“I was so excited to walk up to the White House gates with them and give Mrs. Campbell her tour ticket and introduce her to the NPS ranger working that day,” said Tyler. “Everyone was so gracious to Mrs. Campbell and her daughters and they were all beaming from ear to ear.  It’s these small moments that make me proud to work for the National Park Service.”

The Delta Center serves as the managing entity of the MDNHA. The mission of The Delta Center is to promote greater understanding of the Mississippi Delta’s history and culture through education, partnerships, and community engagement. According to Herts, serendipitous moments like this are precisely why their efforts are so important.

“This White House visit is significant on so many levels,” said Herts. “It represents a lifelong dream come true for Mrs. Campbell, her family and her community. It represents the kind of powerful connections that are being made between people and national parks, which is what the National Park Service Centennial is all about. And it represents a story that will be told again and again, which is part of a rich oral history tradition that we are celebrating and honoring with Alysia Burton Steele.”

Steele spent the early years of her career as a photojournalist and editor. She never viewed herself as an oral historian, but through the Delta Jewels project has discovered the craft to be her new passion. Working with the MDNHA and The Delta Center, Steele has been empowered to share the importance of telling stories that have often been left untold and to demonstrate the positive effect conversations can have on communities.

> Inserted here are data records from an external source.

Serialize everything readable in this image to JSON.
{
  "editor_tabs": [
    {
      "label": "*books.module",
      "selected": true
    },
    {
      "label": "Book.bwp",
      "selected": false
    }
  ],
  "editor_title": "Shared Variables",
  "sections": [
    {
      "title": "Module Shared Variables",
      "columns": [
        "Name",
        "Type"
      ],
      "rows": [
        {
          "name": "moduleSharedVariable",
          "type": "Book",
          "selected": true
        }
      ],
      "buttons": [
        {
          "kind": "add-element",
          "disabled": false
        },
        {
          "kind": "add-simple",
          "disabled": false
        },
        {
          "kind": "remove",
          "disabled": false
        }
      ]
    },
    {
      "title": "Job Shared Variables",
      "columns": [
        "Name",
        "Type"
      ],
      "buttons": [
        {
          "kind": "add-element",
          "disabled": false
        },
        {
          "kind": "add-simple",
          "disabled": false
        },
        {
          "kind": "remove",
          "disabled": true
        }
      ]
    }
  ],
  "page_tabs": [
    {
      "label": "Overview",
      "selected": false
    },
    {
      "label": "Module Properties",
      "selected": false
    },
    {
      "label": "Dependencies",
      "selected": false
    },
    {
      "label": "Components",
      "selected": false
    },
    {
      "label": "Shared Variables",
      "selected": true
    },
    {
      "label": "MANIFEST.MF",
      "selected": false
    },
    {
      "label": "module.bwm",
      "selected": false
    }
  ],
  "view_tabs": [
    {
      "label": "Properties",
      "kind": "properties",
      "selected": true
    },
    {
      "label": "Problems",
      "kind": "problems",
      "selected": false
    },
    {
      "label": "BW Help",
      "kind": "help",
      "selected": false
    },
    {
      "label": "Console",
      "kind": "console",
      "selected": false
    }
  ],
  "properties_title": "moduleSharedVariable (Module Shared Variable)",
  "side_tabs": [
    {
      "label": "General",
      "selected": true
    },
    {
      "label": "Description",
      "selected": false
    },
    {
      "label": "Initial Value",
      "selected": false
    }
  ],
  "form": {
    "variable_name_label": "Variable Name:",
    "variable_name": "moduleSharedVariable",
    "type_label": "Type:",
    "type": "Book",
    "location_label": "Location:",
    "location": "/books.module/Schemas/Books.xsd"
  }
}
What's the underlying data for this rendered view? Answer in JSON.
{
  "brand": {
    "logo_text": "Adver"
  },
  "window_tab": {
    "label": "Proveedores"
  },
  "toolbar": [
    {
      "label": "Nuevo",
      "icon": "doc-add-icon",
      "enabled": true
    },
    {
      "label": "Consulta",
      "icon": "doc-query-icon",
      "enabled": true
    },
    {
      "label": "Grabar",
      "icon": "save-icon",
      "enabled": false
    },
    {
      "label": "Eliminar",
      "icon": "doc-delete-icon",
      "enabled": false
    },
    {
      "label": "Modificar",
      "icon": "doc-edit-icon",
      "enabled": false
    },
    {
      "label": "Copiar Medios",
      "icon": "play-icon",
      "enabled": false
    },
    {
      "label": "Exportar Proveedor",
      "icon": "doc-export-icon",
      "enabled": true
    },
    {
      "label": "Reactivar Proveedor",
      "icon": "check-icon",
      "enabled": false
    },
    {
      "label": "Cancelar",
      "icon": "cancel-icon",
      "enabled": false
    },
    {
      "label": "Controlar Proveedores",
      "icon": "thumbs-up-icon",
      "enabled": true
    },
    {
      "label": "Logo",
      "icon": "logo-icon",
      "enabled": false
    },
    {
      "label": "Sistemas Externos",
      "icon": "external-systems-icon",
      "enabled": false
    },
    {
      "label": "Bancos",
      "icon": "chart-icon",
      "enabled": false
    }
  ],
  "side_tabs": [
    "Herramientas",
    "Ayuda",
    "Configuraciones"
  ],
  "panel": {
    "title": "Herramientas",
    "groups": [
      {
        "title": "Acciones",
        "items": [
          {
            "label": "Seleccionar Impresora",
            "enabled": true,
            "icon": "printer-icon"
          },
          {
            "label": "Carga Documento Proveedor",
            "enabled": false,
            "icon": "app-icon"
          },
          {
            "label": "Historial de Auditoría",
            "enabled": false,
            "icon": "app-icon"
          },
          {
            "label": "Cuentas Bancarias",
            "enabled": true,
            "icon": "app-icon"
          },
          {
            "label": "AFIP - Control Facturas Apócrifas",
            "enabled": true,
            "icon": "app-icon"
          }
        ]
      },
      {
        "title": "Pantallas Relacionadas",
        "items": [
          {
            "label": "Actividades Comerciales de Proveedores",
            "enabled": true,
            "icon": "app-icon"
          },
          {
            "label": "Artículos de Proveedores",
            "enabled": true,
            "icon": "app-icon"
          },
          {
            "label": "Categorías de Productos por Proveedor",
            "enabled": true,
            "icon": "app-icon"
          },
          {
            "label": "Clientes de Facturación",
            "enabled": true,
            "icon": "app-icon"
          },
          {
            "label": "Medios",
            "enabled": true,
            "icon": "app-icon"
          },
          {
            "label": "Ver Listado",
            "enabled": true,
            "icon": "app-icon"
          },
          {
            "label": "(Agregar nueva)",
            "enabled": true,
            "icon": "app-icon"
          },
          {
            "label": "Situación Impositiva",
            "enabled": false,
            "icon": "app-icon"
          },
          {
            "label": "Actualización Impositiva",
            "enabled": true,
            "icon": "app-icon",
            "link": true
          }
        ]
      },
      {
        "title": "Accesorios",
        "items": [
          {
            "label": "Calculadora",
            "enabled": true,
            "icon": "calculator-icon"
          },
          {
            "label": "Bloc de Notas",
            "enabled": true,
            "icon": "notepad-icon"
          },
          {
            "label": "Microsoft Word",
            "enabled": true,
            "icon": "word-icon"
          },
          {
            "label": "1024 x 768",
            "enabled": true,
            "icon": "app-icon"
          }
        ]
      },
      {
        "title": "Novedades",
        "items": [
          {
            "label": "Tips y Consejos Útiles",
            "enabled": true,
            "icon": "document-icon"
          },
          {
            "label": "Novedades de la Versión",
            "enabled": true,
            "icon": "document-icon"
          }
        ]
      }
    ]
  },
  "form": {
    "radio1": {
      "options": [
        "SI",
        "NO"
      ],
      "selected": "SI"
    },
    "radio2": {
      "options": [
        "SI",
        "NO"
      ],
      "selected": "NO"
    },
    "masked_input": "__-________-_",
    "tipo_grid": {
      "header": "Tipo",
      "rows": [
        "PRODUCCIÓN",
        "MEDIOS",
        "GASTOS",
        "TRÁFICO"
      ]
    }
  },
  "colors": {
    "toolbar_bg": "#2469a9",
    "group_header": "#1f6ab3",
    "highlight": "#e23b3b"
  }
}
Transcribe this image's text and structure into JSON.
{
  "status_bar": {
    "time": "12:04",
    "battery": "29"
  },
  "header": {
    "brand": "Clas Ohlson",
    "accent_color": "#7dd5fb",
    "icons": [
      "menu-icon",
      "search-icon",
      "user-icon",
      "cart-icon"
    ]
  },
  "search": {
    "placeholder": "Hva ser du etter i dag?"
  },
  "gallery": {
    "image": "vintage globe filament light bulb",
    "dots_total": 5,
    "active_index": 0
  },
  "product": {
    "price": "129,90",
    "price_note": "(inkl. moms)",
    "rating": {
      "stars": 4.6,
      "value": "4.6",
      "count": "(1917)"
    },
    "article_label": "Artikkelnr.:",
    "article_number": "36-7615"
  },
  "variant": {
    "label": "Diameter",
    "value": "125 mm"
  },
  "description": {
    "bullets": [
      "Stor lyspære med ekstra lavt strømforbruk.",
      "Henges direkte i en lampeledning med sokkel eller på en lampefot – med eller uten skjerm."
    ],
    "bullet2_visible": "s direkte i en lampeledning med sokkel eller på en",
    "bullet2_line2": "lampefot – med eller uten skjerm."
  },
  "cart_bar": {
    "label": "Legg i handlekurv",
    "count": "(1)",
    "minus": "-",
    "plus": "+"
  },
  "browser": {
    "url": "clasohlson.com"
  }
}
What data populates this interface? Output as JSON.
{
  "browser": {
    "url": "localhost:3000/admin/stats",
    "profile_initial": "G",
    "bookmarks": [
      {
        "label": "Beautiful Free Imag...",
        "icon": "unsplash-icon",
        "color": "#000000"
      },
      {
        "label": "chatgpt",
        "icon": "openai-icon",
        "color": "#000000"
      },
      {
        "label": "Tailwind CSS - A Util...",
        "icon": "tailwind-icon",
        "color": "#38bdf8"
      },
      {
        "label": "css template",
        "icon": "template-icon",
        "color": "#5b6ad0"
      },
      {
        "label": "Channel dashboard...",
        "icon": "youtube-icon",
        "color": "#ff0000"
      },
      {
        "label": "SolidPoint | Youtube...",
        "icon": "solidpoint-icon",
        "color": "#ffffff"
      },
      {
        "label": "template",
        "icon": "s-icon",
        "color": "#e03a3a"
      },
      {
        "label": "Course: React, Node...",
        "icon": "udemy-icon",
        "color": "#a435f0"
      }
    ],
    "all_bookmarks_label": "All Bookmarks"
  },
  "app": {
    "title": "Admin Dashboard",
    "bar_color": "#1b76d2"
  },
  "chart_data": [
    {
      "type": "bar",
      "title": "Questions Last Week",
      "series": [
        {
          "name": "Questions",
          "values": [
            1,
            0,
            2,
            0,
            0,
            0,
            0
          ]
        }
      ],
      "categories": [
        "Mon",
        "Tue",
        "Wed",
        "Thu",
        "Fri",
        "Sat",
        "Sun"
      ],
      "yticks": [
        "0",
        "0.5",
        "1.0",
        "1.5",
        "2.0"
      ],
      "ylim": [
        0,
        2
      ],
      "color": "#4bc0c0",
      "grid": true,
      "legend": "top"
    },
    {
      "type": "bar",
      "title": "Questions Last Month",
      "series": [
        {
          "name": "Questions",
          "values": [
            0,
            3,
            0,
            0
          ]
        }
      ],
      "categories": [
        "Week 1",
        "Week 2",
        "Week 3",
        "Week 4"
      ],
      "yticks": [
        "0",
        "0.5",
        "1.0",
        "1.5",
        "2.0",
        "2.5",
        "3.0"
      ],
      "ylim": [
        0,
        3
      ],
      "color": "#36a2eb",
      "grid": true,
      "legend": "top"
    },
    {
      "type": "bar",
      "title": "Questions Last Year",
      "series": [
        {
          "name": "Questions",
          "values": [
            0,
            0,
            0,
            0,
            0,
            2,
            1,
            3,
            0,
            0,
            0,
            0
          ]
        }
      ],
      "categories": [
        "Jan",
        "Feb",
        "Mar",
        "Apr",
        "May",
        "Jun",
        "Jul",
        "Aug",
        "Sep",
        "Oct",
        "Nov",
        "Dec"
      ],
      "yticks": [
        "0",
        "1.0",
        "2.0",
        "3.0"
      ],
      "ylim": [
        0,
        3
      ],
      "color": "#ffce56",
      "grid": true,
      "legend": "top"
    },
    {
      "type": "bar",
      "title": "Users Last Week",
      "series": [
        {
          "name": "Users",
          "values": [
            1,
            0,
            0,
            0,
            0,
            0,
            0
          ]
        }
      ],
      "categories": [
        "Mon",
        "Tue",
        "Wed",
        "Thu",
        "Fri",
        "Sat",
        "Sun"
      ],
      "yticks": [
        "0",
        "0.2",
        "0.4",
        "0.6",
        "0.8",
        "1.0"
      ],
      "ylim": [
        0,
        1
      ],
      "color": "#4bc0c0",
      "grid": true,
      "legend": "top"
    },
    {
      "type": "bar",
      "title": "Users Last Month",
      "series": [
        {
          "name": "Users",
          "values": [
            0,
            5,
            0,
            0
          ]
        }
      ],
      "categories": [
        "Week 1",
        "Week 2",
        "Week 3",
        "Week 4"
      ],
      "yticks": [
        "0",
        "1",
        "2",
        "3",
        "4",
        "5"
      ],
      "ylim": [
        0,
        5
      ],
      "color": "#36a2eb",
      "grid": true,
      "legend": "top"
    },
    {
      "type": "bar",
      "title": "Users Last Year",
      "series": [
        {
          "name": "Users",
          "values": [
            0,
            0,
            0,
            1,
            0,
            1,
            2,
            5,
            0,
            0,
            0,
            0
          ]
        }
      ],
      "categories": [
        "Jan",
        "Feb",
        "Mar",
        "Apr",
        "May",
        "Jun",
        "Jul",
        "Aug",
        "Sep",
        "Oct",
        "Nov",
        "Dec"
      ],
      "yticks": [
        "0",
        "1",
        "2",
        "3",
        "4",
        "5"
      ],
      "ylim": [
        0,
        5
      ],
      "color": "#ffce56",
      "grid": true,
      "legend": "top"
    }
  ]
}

“It’s pretty simple, really, why this important. We’re not going to learn and grow if we don’t talk to each other,” said Steele.